NPPA has always argued that permits in parks should only be required if the photographer’s presence would create a disruption. As the comments explained, “We believe that the proper question to ask is whether the photography creates any unusual impact on the land. If the activity presents no more impact on the land than that of the general public, then it should be exempt from permit and fee requirements.”
In the submitted comments Osterreicher went on to explain that, “unfettered access is necessary in coverage of the important public policy issues that arise in the conservation and use of public park resources. Journalists should be free to report to the public on public issues from public lands at any time. That protection should extend not only to individuals traditionally identified as newsgatherers, but also for freelance visual journalists and members of the public who may use cameras on a speculative basis to photograph or film activities on public lands without having an assured media outlet for their work.”
The other groups joining in the letter were: the American Photographic Artists, the American Society of Media Photographers, the American Society of News Editors, the Associated Press Media Editors, the Association of Alternative Newsmedia, the Graphic Artists Guild, the North American Nature Photography Association, PACA Digital Media Licensing Association, the Radio Television Digital News Association, the Reporters Committee for Freedom of the Press, the Society of Environmental Journalists, the Society of Professional Journalists and the White House News Photographers Association.
Posted in Access, American Society of News Editors, First Amendment, First Amendment rights, National Press Photographers Association, Newsgathering, NPPA, Permits, photographers, Photographers' Rights, photojournalism, Public Photography, Regulations limiting photography, Reporters Committee for Freedom of the Press, White House News Photographers Association, WHNPA | No Comments »
January 28th, 2015 by Mickey Osterreicher and tagged cameras in the courtroom, first amendment, free speech, national press photographers association, NPPA, US Supreme Court
January 28, 2015 – Washington, D.C. — In a letter to U.S. Chief Justice John Roberts, the Coalition for Court Transparency today requested “that audio-visual coverage of oral arguments in the same-sex marriage cases be broadcast live, enabling the world to witness history as it happens.”
“We hope that the Court takes this historic moment as an opportunity to move into a new era of openness by permitting live audio-visual coverage of the arguments in the same-sex marriage cases,” said Mickey H. Osterreicher, general counsel for the National Press Photographers Association.
In addition to the historical nature of the cases, the Coalition highlighted how this act of transparency could burnish the Court’s reputation.
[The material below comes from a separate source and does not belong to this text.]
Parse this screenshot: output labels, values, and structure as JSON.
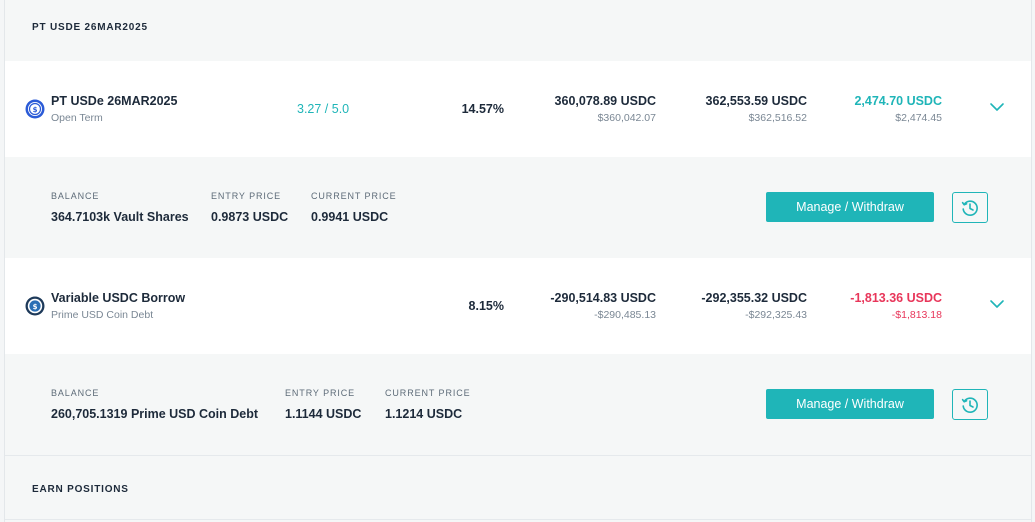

“In our modern era, an institution’s legitimacy is often driven by the public’s perception of its openness and transparency,” the letter said. “When decisions are made in cases that provoke strong emotions, transparency allows the public to be assured that the process was fair and that the institution is functioning properly. Simply put: televising the oral arguments will ultimately strengthen the public’s perception of the Court by imbuing its result with greater legitimacy.”
“Recent polling shows three-quarters of Americans support televising Supreme Court proceedings,” said Alex Armstrong, spokesperson for the Coalition. “Oral arguments in the upcoming marriage cases will be historic, and the whole nation will be eager to follow along. There’s no better time to turn on the cameras.”
The full letter is can be read OpenSCOTUS_Letter 01-27-15
Posted in Access, Cameras in the Courtroom, Coalition for Court Transparency, First Amendment, National Press Photographers Association, NPPA, SCOTUS, US Supreme Court | No Comments »